** PROMPT **
Reproduce the complete set of records, exactly as they appear.

++++ INPUT

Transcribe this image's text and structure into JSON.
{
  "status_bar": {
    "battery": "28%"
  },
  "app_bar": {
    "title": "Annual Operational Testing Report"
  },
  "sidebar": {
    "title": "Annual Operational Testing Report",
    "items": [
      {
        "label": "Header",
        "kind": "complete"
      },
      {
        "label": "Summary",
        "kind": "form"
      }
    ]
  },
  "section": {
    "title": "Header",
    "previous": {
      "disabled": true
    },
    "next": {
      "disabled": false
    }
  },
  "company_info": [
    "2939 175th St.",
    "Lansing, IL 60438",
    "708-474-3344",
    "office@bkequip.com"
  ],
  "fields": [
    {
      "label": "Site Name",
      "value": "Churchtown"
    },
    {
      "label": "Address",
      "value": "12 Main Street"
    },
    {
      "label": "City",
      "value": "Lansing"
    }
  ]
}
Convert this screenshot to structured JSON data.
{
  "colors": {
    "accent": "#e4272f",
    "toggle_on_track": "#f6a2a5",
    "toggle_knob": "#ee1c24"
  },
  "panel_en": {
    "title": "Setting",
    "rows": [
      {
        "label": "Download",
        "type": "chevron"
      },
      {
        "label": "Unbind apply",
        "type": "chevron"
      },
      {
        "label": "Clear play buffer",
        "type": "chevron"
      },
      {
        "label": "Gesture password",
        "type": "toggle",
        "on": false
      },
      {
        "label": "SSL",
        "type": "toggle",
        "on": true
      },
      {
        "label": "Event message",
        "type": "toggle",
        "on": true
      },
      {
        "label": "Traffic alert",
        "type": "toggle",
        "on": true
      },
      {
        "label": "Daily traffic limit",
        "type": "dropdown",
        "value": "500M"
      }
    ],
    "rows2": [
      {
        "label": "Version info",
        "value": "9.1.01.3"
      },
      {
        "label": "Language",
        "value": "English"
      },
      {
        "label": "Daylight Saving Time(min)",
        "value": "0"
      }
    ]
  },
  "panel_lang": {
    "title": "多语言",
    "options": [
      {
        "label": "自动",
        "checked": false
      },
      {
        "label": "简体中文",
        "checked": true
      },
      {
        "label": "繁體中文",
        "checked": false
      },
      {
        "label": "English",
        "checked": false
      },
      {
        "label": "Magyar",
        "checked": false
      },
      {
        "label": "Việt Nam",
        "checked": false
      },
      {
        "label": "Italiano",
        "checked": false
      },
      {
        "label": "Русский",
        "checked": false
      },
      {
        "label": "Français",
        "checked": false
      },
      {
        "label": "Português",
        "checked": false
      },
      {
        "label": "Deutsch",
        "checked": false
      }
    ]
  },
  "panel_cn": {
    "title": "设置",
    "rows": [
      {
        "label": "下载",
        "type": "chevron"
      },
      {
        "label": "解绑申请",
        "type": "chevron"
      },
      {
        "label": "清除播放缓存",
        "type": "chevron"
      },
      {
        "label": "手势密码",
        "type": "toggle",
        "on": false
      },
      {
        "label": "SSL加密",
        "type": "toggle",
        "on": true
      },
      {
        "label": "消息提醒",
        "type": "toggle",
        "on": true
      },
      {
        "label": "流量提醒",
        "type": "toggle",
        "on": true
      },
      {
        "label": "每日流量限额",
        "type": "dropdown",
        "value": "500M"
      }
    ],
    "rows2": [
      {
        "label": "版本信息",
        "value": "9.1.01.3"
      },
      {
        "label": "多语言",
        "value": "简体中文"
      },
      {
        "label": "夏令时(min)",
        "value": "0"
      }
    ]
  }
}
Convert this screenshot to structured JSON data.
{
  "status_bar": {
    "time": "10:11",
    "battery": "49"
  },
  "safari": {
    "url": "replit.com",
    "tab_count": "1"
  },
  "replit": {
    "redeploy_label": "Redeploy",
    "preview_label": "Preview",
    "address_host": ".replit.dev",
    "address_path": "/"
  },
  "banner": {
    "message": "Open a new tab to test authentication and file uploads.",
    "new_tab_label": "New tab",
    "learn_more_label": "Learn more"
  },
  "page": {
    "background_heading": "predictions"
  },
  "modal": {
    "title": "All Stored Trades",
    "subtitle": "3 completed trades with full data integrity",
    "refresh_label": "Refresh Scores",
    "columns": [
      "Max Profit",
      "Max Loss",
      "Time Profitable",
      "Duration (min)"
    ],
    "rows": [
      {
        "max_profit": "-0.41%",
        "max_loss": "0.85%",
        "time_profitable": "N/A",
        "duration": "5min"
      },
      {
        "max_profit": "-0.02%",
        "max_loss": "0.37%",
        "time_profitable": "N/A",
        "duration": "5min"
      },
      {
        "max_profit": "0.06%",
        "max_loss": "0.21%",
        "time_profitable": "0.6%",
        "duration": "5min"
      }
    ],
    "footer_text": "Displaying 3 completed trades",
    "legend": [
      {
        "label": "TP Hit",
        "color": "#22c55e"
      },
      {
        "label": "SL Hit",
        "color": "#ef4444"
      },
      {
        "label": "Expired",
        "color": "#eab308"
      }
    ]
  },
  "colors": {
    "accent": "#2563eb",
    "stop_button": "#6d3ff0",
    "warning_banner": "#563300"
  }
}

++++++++

** FINAL ANSWER **
Transcribe this image's text and structure into JSON.
{
  "status_bar": {
    "battery": "28%"
  },
  "app_bar": {
    "title": "Annual Operational Testing Report"
  },
  "sidebar": {
    "title": "Annual Operational Testing Report",
    "items": [
      {
        "label": "Header",
        "kind": "complete"
      },
      {
        "label": "Summary",
        "kind": "form"
      }
    ]
  },
  "section": {
    "title": "Header",
    "previous": {
      "disabled": true
    },
    "next": {
      "disabled": false
    }
  },
  "company_info": [
    "2939 175th St.",
    "Lansing, IL 60438",
    "708-474-3344",
    "office@bkequip.com"
  ],
  "fields": [
    {
      "label": "Site Name",
      "value": "Churchtown"
    },
    {
      "label": "Address",
      "value": "12 Main Street"
    },
    {
      "label": "City",
      "value": "Lansing"
    }
  ]
}
Convert this screenshot to structured JSON data.
{
  "colors": {
    "accent": "#e4272f",
    "toggle_on_track": "#f6a2a5",
    "toggle_knob": "#ee1c24"
  },
  "panel_en": {
    "title": "Setting",
    "rows": [
      {
        "label": "Download",
        "type": "chevron"
      },
      {
        "label": "Unbind apply",
        "type": "chevron"
      },
      {
        "label": "Clear play buffer",
        "type": "chevron"
      },
      {
        "label": "Gesture password",
        "type": "toggle",
        "on": false
      },
      {
        "label": "SSL",
        "type": "toggle",
        "on": true
      },
      {
        "label": "Event message",
        "type": "toggle",
        "on": true
      },
      {
        "label": "Traffic alert",
        "type": "toggle",
        "on": true
      },
      {
        "label": "Daily traffic limit",
        "type": "dropdown",
        "value": "500M"
      }
    ],
    "rows2": [
      {
        "label": "Version info",
        "value": "9.1.01.3"
      },
      {
        "label": "Language",
        "value": "English"
      },
      {
        "label": "Daylight Saving Time(min)",
        "value": "0"
      }
    ]
  },
  "panel_lang": {
    "title": "多语言",
    "options": [
      {
        "label": "自动",
        "checked": false
      },
      {
        "label": "简体中文",
        "checked": true
      },
      {
        "label": "繁體中文",
        "checked": false
      },
      {
        "label": "English",
        "checked": false
      },
      {
        "label": "Magyar",
        "checked": false
      },
      {
        "label": "Việt Nam",
        "checked": false
      },
      {
        "label": "Italiano",
        "checked": false
      },
      {
        "label": "Русский",
        "checked": false
      },
      {
        "label": "Français",
        "checked": false
      },
      {
        "label": "Português",
        "checked": false
      },
      {
        "label": "Deutsch",
        "checked": false
      }
    ]
  },
  "panel_cn": {
    "title": "设置",
    "rows": [
      {
        "label": "下载",
        "type": "chevron"
      },
      {
        "label": "解绑申请",
        "type": "chevron"
      },
      {
        "label": "清除播放缓存",
        "type": "chevron"
      },
      {
        "label": "手势密码",
        "type": "toggle",
        "on": false
      },
      {
        "label": "SSL加密",
        "type": "toggle",
        "on": true
      },
      {
        "label": "消息提醒",
        "type": "toggle",
        "on": true
      },
      {
        "label": "流量提醒",
        "type": "toggle",
        "on": true
      },
      {
        "label": "每日流量限额",
        "type": "dropdown",
        "value": "500M"
      }
    ],
    "rows2": [
      {
        "label": "版本信息",
        "value": "9.1.01.3"
      },
      {
        "label": "多语言",
        "value": "简体中文"
      },
      {
        "label": "夏令时(min)",
        "value": "0"
      }
    ]
  }
}
Convert this screenshot to structured JSON data.
{
  "status_bar": {
    "time": "10:11",
    "battery": "49"
  },
  "safari": {
    "url": "replit.com",
    "tab_count": "1"
  },
  "replit": {
    "redeploy_label": "Redeploy",
    "preview_label": "Preview",
    "address_host": ".replit.dev",
    "address_path": "/"
  },
  "banner": {
    "message": "Open a new tab to test authentication and file uploads.",
    "new_tab_label": "New tab",
    "learn_more_label": "Learn more"
  },
  "page": {
    "background_heading": "predictions"
  },
  "modal": {
    "title": "All Stored Trades",
    "subtitle": "3 completed trades with full data integrity",
    "refresh_label": "Refresh Scores",
    "columns": [
      "Max Profit",
      "Max Loss",
      "Time Profitable",
      "Duration (min)"
    ],
    "rows": [
      {
        "max_profit": "-0.41%",
        "max_loss": "0.85%",
        "time_profitable": "N/A",
        "duration": "5min"
      },
      {
        "max_profit": "-0.02%",
        "max_loss": "0.37%",
        "time_profitable": "N/A",
        "duration": "5min"
      },
      {
        "max_profit": "0.06%",
        "max_loss": "0.21%",
        "time_profitable": "0.6%",
        "duration": "5min"
      }
    ],
    "footer_text": "Displaying 3 completed trades",
    "legend": [
      {
        "label": "TP Hit",
        "color": "#22c55e"
      },
      {
        "label": "SL Hit",
        "color": "#ef4444"
      },
      {
        "label": "Expired",
        "color": "#eab308"
      }
    ]
  },
  "colors": {
    "accent": "#2563eb",
    "stop_button": "#6d3ff0",
    "warning_banner": "#563300"
  }
}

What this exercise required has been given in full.